During your groups you can ask parents to “buzz” with another parent, to share and write down their ideas for a particular topic (e.g., establishing a bedtime routine, recording “positive opposite” behaviors of negative behaviors, rewriting negative thoughts or negative commands, or sharing calming strategies). When setting up these buzzes, plan ahead of time which parents you will pair up with each other. The benefit of doing a paired buzz instead of a group brainstorm is that every parent is immediately engaged in a task and involved in coming up with solutions. In large group brainstorms, perhaps only half the group contributes ideas and the other half is disengaged, or quiet, or distracted. After the buzz (3-5 minutes) is completed, each buddy can report on their buddy’s ideas and these can be recorded by the co-leader. These are fun for everyone – try them out! Be sure to use the buzz handouts in the leader’s manual for these exercises.
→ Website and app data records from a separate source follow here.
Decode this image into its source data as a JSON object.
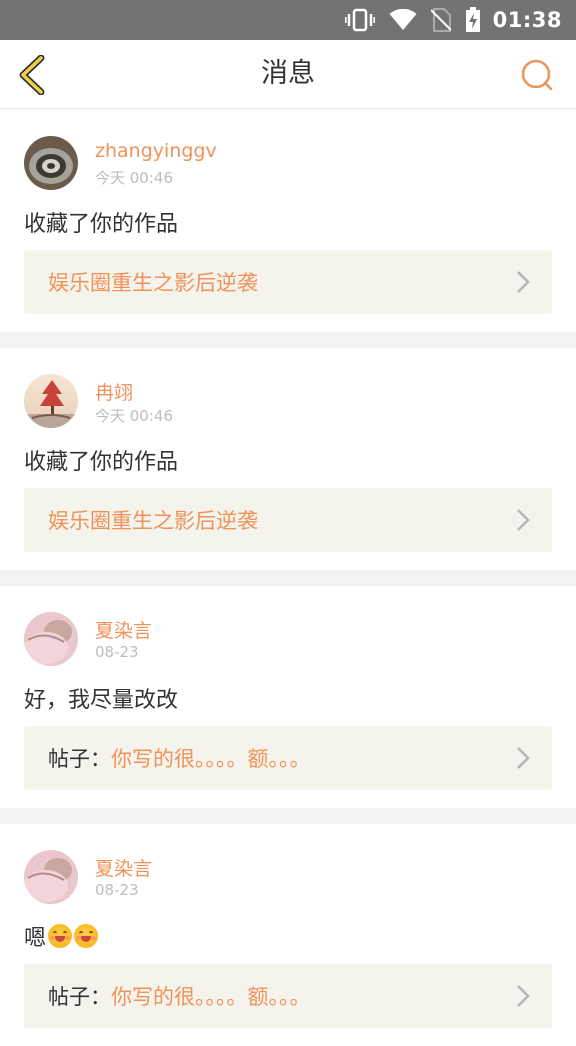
{
  "status_bar": {
    "time": "01:38",
    "icons": [
      "vibrate-icon",
      "wifi-icon",
      "no-sim-icon",
      "battery-charging-icon"
    ]
  },
  "nav": {
    "title": "消息",
    "back_icon": "chevron-left-icon",
    "search_icon": "search-icon"
  },
  "colors": {
    "accent": "#f0935a",
    "text": "#333333",
    "muted": "#bdbdbd",
    "link_bg": "#f4f3ec",
    "status_bar": "#737373",
    "divider": "#f2f2f2"
  },
  "messages": [
    {
      "username": "zhangyinggv",
      "time": "今天 00:46",
      "text": "收藏了你的作品",
      "link_prefix": "",
      "link_title": "娱乐圈重生之影后逆袭"
    },
    {
      "username": "冉翊",
      "time": "今天 00:46",
      "text": "收藏了你的作品",
      "link_prefix": "",
      "link_title": "娱乐圈重生之影后逆袭"
    },
    {
      "username": "夏染言",
      "time": "08-23",
      "text": "好，我尽量改改",
      "link_prefix": "帖子：",
      "link_title": "你写的很。。。。额。。。"
    },
    {
      "username": "夏染言",
      "time": "08-23",
      "text": "嗯",
      "emoji": [
        "smile-emoji",
        "smile-emoji"
      ],
      "link_prefix": "帖子：",
      "link_title": "你写的很。。。。额。。。"
    }
  ]
}
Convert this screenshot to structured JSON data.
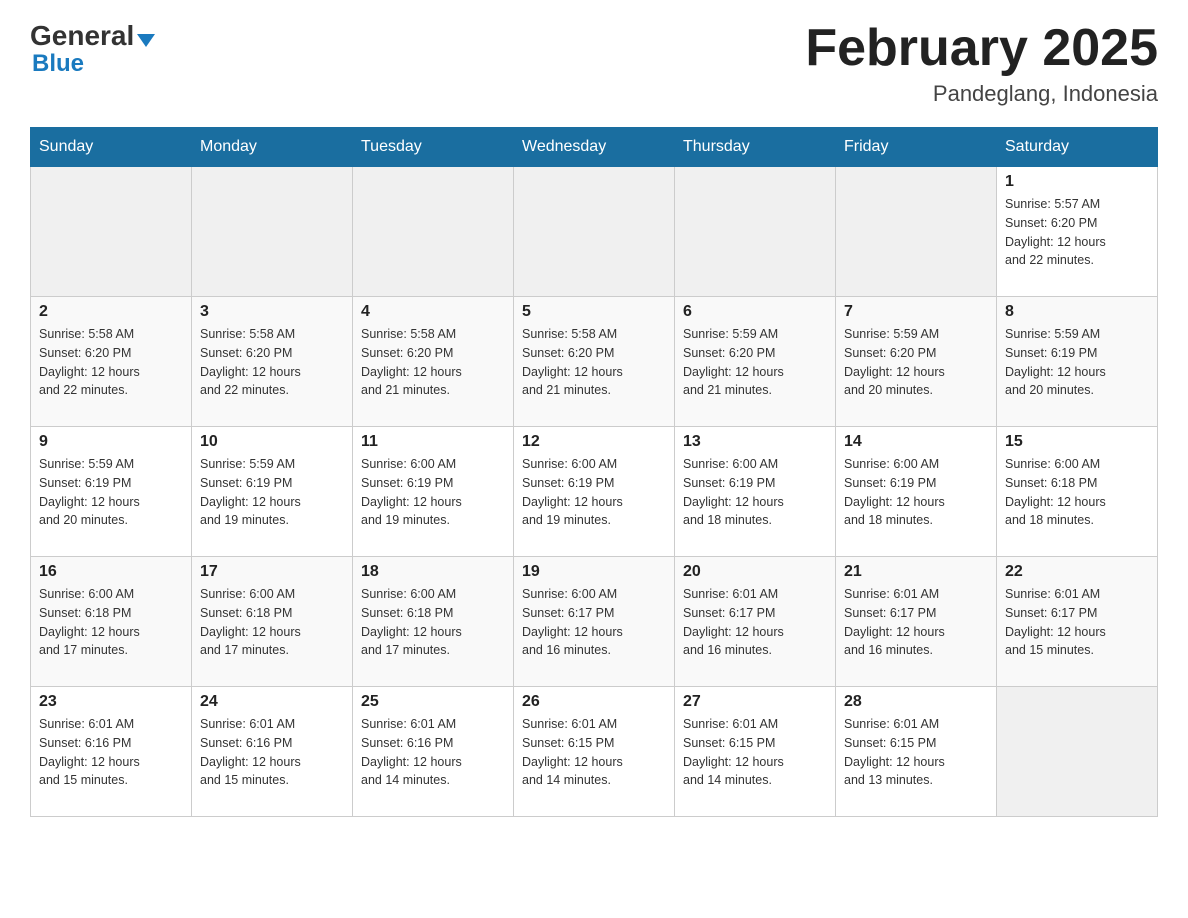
{
  "header": {
    "logo_general": "General",
    "logo_blue": "Blue",
    "month_title": "February 2025",
    "location": "Pandeglang, Indonesia"
  },
  "weekdays": [
    "Sunday",
    "Monday",
    "Tuesday",
    "Wednesday",
    "Thursday",
    "Friday",
    "Saturday"
  ],
  "weeks": [
    [
      {
        "day": "",
        "info": ""
      },
      {
        "day": "",
        "info": ""
      },
      {
        "day": "",
        "info": ""
      },
      {
        "day": "",
        "info": ""
      },
      {
        "day": "",
        "info": ""
      },
      {
        "day": "",
        "info": ""
      },
      {
        "day": "1",
        "info": "Sunrise: 5:57 AM\nSunset: 6:20 PM\nDaylight: 12 hours\nand 22 minutes."
      }
    ],
    [
      {
        "day": "2",
        "info": "Sunrise: 5:58 AM\nSunset: 6:20 PM\nDaylight: 12 hours\nand 22 minutes."
      },
      {
        "day": "3",
        "info": "Sunrise: 5:58 AM\nSunset: 6:20 PM\nDaylight: 12 hours\nand 22 minutes."
      },
      {
        "day": "4",
        "info": "Sunrise: 5:58 AM\nSunset: 6:20 PM\nDaylight: 12 hours\nand 21 minutes."
      },
      {
        "day": "5",
        "info": "Sunrise: 5:58 AM\nSunset: 6:20 PM\nDaylight: 12 hours\nand 21 minutes."
      },
      {
        "day": "6",
        "info": "Sunrise: 5:59 AM\nSunset: 6:20 PM\nDaylight: 12 hours\nand 21 minutes."
      },
      {
        "day": "7",
        "info": "Sunrise: 5:59 AM\nSunset: 6:20 PM\nDaylight: 12 hours\nand 20 minutes."
      },
      {
        "day": "8",
        "info": "Sunrise: 5:59 AM\nSunset: 6:19 PM\nDaylight: 12 hours\nand 20 minutes."
      }
    ],
    [
      {
        "day": "9",
        "info": "Sunrise: 5:59 AM\nSunset: 6:19 PM\nDaylight: 12 hours\nand 20 minutes."
      },
      {
        "day": "10",
        "info": "Sunrise: 5:59 AM\nSunset: 6:19 PM\nDaylight: 12 hours\nand 19 minutes."
      },
      {
        "day": "11",
        "info": "Sunrise: 6:00 AM\nSunset: 6:19 PM\nDaylight: 12 hours\nand 19 minutes."
      },
      {
        "day": "12",
        "info": "Sunrise: 6:00 AM\nSunset: 6:19 PM\nDaylight: 12 hours\nand 19 minutes."
      },
      {
        "day": "13",
        "info": "Sunrise: 6:00 AM\nSunset: 6:19 PM\nDaylight: 12 hours\nand 18 minutes."
      },
      {
        "day": "14",
        "info": "Sunrise: 6:00 AM\nSunset: 6:19 PM\nDaylight: 12 hours\nand 18 minutes."
      },
      {
        "day": "15",
        "info": "Sunrise: 6:00 AM\nSunset: 6:18 PM\nDaylight: 12 hours\nand 18 minutes."
      }
    ],
    [
      {
        "day": "16",
        "info": "Sunrise: 6:00 AM\nSunset: 6:18 PM\nDaylight: 12 hours\nand 17 minutes."
      },
      {
        "day": "17",
        "info": "Sunrise: 6:00 AM\nSunset: 6:18 PM\nDaylight: 12 hours\nand 17 minutes."
      },
      {
        "day": "18",
        "info": "Sunrise: 6:00 AM\nSunset: 6:18 PM\nDaylight: 12 hours\nand 17 minutes."
      },
      {
        "day": "19",
        "info": "Sunrise: 6:00 AM\nSunset: 6:17 PM\nDaylight: 12 hours\nand 16 minutes."
      },
      {
        "day": "20",
        "info": "Sunrise: 6:01 AM\nSunset: 6:17 PM\nDaylight: 12 hours\nand 16 minutes."
      },
      {
        "day": "21",
        "info": "Sunrise: 6:01 AM\nSunset: 6:17 PM\nDaylight: 12 hours\nand 16 minutes."
      },
      {
        "day": "22",
        "info": "Sunrise: 6:01 AM\nSunset: 6:17 PM\nDaylight: 12 hours\nand 15 minutes."
      }
    ],
    [
      {
        "day": "23",
        "info": "Sunrise: 6:01 AM\nSunset: 6:16 PM\nDaylight: 12 hours\nand 15 minutes."
      },
      {
        "day": "24",
        "info": "Sunrise: 6:01 AM\nSunset: 6:16 PM\nDaylight: 12 hours\nand 15 minutes."
      },
      {
        "day": "25",
        "info": "Sunrise: 6:01 AM\nSunset: 6:16 PM\nDaylight: 12 hours\nand 14 minutes."
      },
      {
        "day": "26",
        "info": "Sunrise: 6:01 AM\nSunset: 6:15 PM\nDaylight: 12 hours\nand 14 minutes."
      },
      {
        "day": "27",
        "info": "Sunrise: 6:01 AM\nSunset: 6:15 PM\nDaylight: 12 hours\nand 14 minutes."
      },
      {
        "day": "28",
        "info": "Sunrise: 6:01 AM\nSunset: 6:15 PM\nDaylight: 12 hours\nand 13 minutes."
      },
      {
        "day": "",
        "info": ""
      }
    ]
  ]
}
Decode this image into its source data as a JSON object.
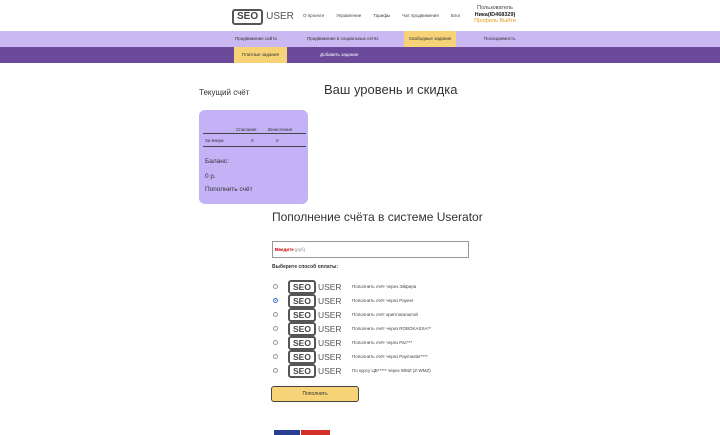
{
  "header": {
    "logo_box": "SEO",
    "logo_text": "USER",
    "nav": [
      "О проекте",
      "Управление",
      "Тарифы",
      "Чат продвижения",
      "Блог"
    ],
    "user_role": "Пользователь",
    "user_name": "Ника(ID468329)",
    "user_link": "Профиль Выйти"
  },
  "nav_primary": {
    "items": [
      "Продвижение сайта",
      "Продвижение в социальных сетях",
      "Свободные задания",
      "Посещаемость"
    ],
    "active_index": 2
  },
  "nav_secondary": {
    "items": [
      "Платные задания",
      "Добавить задание"
    ],
    "active_index": 0
  },
  "sidebar": {
    "title": "Текущий счёт",
    "table": {
      "headers": [
        "Списание",
        "Зачисление"
      ],
      "row": {
        "label": "За вчера",
        "debit": "0",
        "credit": "0"
      }
    },
    "balance_label": "Баланс:",
    "balance_value": "0 р.",
    "topup_link": "Пополнить счёт"
  },
  "main": {
    "level_title": "Ваш уровень и скидка",
    "topup_title": "Пополнение счёта в системе Userator",
    "amount": {
      "required_label": "Введите",
      "unit": "(руб)"
    },
    "choose_label": "Выберите способ оплаты:",
    "methods": [
      {
        "logo_box": "SEO",
        "logo_text": "USER",
        "label": "Пополнить счёт через Эйфера",
        "checked": false
      },
      {
        "logo_box": "SEO",
        "logo_text": "USER",
        "label": "Пополнить счёт через Payeer",
        "checked": true
      },
      {
        "logo_box": "SEO",
        "logo_text": "USER",
        "label": "Пополнить счёт криптовалютой",
        "checked": false
      },
      {
        "logo_box": "SEO",
        "logo_text": "USER",
        "label": "Пополнить счёт через ROBOKASSA**",
        "checked": false
      },
      {
        "logo_box": "SEO",
        "logo_text": "USER",
        "label": "Пополнить счёт через Рас***",
        "checked": false
      },
      {
        "logo_box": "SEO",
        "logo_text": "USER",
        "label": "Пополнить счёт через Paymaster****",
        "checked": false
      },
      {
        "logo_box": "SEO",
        "logo_text": "USER",
        "label": "По курсу ЦБ***** через WMZ (Z-WMZ)",
        "checked": false
      }
    ],
    "pay_button": "Пополнить"
  },
  "colors": {
    "nav_primary_bg": "#c9b8f2",
    "nav_secondary_bg": "#6b4a9c",
    "accent_yellow": "#f6d377",
    "card_bg": "#c4b2f7",
    "radio_checked": "#3a7bd5"
  }
}
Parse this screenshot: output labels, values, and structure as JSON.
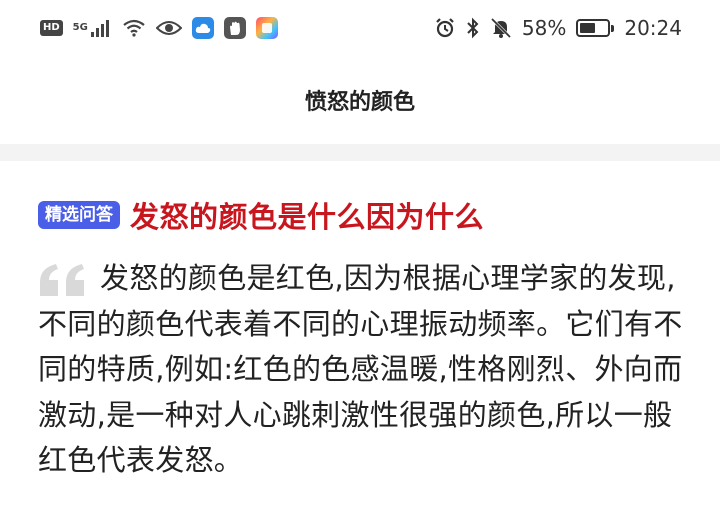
{
  "status_bar": {
    "left_icons": [
      "hd-icon",
      "5g-signal-icon",
      "wifi-icon",
      "eye-icon",
      "cloud-app-icon",
      "hand-app-icon",
      "colorful-app-icon"
    ],
    "hd_label": "HD",
    "network_label": "5G",
    "right_icons": [
      "alarm-icon",
      "bluetooth-icon",
      "mute-icon",
      "battery-icon"
    ],
    "battery_percent": "58%",
    "battery_level": 0.58,
    "time": "20:24"
  },
  "nav": {
    "title": "愤怒的颜色"
  },
  "question": {
    "badge": "精选问答",
    "title": "发怒的颜色是什么因为什么"
  },
  "answer": {
    "text": "发怒的颜色是红色,因为根据心理学家的发现,不同的颜色代表着不同的心理振动频率。它们有不同的特质,例如:红色的色感温暖,性格刚烈、外向而激动,是一种对人心跳刺激性很强的颜色,所以一般红色代表发怒。"
  },
  "colors": {
    "badge_bg": "#4a5ee8",
    "title_red": "#c8161e",
    "divider": "#f3f3f3",
    "quote_grey": "#d9d9d9"
  }
}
Thought Cards

During the buzzes, particularly for those that involve cognitive work related to self-praise, calming thoughts, challenging negative thoughts, setting goals for behaviors to be ignored, managing stress, or identifying their positive opposite behaviors, give parents either a buzz handout or thought card (which can be downloaded from our web site) to use to write down their agreed upon ideas. The more you can get parents to commit to 1-2 clearly defined behaviors or specific word or thought statements to practice at home the better the learning. For example, if parents are very self-critical and have difficulty with positive coping self-talk, after group brainstorming ask parents to write down the specific self-statement that is their favorite thought that they will try to rehearse that week. By practicing one thought statement over and over again it is more likely to become an established pattern of thought. You might consider laminating some of the key statements or thoughts on these thought cards so parents can keep them at home as reminders.

Download our editable Thought Cards – these can be emailed to parents individually.

Thought Cards (Individual, Editable)

Thought Cards in Spanish (Individual, Editable)

Editable Buzz Forms

Download our editable Buzz forms – these can be emailed to parents individually after each session.

Incredible Buzz Form (good for any program or session)

Baby Buzz Form

Toddler Buzz Form

Parent Buzz Form (for Preschool or School Age parent groups)

ASD Parent Buzz Form (for Autism Spectrum & Language Delays Parenting Program)

For more Hot Tips, download our Hot Tips for Parent Group Leaders!

Visit our website for more Group Leader resources.